**Prompt**
Reproduce all of the records exactly.

*** Opening of Data extract ***

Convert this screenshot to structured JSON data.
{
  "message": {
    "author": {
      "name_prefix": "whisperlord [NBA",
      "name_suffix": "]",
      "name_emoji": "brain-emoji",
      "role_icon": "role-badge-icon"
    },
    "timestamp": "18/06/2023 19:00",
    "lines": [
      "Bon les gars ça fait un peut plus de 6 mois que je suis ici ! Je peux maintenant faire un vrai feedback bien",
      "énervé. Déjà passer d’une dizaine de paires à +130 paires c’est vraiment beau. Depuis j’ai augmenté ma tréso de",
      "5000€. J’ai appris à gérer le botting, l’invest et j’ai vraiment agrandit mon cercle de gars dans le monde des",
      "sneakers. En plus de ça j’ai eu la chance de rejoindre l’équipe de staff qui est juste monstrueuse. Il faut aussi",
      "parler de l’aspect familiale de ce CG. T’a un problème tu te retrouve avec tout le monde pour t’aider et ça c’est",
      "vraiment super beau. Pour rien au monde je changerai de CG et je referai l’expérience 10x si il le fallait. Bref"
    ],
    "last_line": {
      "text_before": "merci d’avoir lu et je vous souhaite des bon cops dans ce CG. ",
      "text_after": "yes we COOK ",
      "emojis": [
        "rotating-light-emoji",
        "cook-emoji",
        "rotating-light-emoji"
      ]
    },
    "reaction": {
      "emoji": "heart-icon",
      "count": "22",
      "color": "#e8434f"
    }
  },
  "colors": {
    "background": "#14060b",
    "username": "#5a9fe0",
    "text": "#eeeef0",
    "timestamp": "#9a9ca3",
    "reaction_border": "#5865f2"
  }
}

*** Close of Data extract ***

**Expected output**
Convert this screenshot to structured JSON data.
{
  "message": {
    "author": {
      "name_prefix": "whisperlord [NBA",
      "name_suffix": "]",
      "name_emoji": "brain-emoji",
      "role_icon": "role-badge-icon"
    },
    "timestamp": "18/06/2023 19:00",
    "lines": [
      "Bon les gars ça fait un peut plus de 6 mois que je suis ici ! Je peux maintenant faire un vrai feedback bien",
      "énervé. Déjà passer d’une dizaine de paires à +130 paires c’est vraiment beau. Depuis j’ai augmenté ma tréso de",
      "5000€. J’ai appris à gérer le botting, l’invest et j’ai vraiment agrandit mon cercle de gars dans le monde des",
      "sneakers. En plus de ça j’ai eu la chance de rejoindre l’équipe de staff qui est juste monstrueuse. Il faut aussi",
      "parler de l’aspect familiale de ce CG. T’a un problème tu te retrouve avec tout le monde pour t’aider et ça c’est",
      "vraiment super beau. Pour rien au monde je changerai de CG et je referai l’expérience 10x si il le fallait. Bref"
    ],
    "last_line": {
      "text_before": "merci d’avoir lu et je vous souhaite des bon cops dans ce CG. ",
      "text_after": "yes we COOK ",
      "emojis": [
        "rotating-light-emoji",
        "cook-emoji",
        "rotating-light-emoji"
      ]
    },
    "reaction": {
      "emoji": "heart-icon",
      "count": "22",
      "color": "#e8434f"
    }
  },
  "colors": {
    "background": "#14060b",
    "username": "#5a9fe0",
    "text": "#eeeef0",
    "timestamp": "#9a9ca3",
    "reaction_border": "#5865f2"
  }
}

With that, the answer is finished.